* EXERCISE DIRECTIONS *
Search the data for the string "screenshot" and extract every line where it appears.

START EXERCISE MATERIALS

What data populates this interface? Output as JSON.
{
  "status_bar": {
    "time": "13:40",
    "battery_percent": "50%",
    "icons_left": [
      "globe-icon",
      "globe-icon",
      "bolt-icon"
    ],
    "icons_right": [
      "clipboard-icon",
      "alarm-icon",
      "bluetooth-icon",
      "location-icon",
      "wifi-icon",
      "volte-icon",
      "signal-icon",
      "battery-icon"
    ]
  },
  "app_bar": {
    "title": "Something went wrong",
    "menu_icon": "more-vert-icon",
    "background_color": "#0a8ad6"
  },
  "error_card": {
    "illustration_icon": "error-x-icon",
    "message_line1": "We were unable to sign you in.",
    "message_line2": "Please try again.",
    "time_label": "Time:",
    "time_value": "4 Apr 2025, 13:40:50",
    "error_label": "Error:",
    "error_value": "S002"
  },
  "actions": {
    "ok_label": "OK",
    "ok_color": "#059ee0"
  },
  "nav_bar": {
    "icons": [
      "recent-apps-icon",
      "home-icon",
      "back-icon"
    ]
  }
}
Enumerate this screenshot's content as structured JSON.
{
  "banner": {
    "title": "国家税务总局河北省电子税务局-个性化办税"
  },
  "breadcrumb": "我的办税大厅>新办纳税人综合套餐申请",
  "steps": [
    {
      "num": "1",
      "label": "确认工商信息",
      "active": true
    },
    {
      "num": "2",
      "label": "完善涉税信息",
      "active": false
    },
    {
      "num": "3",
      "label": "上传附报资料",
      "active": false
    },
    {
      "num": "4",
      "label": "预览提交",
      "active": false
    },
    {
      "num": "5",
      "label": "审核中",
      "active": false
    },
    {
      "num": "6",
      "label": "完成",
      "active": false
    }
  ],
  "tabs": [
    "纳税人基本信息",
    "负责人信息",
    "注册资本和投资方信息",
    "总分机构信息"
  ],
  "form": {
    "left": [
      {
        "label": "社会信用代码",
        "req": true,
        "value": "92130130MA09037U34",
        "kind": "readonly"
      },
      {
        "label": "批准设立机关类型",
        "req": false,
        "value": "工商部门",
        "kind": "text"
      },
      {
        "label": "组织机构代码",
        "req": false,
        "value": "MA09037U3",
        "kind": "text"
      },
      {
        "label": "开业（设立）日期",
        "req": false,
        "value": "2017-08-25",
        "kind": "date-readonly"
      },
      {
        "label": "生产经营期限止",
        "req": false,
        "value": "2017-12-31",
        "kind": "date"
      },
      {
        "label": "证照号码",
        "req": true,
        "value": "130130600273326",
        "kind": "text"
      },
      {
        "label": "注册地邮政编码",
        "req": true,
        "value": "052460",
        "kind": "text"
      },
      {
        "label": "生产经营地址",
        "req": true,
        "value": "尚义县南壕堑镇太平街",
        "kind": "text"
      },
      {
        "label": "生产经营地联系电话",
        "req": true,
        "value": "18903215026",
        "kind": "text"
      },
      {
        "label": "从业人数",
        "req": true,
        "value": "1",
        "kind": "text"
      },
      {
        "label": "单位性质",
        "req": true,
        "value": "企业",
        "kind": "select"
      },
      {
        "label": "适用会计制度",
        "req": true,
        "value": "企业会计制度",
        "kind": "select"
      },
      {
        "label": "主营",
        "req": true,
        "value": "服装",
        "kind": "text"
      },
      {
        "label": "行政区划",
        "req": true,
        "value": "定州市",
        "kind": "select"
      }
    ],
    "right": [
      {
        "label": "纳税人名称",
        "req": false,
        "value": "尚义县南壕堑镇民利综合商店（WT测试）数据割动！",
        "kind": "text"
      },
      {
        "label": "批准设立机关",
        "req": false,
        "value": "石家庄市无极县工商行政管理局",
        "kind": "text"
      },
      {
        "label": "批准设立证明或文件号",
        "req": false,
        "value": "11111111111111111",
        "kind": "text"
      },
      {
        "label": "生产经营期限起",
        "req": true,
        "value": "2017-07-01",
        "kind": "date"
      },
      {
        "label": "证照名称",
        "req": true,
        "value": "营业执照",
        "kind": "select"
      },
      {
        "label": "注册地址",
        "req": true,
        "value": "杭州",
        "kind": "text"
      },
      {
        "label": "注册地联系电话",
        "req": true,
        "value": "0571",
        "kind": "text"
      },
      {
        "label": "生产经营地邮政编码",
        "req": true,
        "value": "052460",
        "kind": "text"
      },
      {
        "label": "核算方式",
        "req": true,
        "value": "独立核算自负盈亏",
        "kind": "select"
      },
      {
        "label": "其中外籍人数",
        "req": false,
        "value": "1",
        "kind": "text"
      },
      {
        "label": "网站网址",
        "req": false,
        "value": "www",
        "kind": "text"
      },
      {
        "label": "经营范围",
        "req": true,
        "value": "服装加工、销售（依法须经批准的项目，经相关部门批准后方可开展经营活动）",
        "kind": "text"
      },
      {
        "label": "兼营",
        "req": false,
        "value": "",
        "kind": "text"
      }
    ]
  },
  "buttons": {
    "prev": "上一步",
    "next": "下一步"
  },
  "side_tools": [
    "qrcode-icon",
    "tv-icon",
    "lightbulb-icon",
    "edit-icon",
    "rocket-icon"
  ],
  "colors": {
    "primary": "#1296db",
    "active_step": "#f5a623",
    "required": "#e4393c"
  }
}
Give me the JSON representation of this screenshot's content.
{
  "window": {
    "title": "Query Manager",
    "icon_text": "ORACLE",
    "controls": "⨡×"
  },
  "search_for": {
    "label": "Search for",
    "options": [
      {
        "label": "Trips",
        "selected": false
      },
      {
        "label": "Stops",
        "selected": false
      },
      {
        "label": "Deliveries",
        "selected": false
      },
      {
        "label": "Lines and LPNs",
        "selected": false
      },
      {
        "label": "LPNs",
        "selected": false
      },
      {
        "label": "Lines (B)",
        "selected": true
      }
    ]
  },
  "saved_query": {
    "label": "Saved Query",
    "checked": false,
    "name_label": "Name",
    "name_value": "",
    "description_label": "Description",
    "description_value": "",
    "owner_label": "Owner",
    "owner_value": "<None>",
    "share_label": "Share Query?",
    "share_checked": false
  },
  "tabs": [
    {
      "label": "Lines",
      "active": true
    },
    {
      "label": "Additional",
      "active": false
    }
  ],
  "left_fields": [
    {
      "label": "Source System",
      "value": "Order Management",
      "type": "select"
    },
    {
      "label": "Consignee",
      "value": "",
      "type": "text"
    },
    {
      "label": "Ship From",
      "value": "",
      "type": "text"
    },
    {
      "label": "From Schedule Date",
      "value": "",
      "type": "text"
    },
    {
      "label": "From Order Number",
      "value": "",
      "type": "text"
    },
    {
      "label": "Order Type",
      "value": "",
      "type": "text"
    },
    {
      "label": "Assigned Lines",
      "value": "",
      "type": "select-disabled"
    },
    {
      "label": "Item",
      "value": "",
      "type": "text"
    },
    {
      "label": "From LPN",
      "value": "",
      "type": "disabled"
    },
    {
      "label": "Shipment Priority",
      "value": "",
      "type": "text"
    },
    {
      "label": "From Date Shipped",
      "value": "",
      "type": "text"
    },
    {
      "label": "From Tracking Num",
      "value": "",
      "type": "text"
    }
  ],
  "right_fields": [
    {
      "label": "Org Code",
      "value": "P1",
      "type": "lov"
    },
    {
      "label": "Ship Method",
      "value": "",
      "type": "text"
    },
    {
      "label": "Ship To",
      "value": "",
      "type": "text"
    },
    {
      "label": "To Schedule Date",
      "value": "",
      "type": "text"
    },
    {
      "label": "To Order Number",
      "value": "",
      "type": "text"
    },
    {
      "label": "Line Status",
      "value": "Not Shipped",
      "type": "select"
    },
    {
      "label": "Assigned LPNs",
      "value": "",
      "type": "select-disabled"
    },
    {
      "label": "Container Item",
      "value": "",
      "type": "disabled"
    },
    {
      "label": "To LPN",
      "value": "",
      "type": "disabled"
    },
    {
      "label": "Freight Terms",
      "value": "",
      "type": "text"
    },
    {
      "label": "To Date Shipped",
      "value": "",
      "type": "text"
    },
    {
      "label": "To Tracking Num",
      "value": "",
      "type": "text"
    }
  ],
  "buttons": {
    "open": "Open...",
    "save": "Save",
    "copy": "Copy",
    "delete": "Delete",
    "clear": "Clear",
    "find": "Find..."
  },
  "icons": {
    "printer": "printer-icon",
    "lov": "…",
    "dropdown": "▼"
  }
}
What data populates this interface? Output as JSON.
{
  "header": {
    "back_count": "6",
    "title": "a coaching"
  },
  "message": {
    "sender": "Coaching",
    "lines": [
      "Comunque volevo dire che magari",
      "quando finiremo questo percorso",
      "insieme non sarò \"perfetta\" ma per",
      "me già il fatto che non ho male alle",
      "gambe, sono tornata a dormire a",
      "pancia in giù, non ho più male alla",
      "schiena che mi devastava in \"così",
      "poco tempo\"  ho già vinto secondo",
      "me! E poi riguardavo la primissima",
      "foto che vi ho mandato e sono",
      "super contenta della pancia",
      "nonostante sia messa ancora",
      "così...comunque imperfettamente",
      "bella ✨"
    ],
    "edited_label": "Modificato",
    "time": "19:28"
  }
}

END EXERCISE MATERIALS

* SOLUTION TO THE PROBLEM *
Enumerate this screenshot's content as structured JSON.
Give me the JSON representation of this screenshot's content.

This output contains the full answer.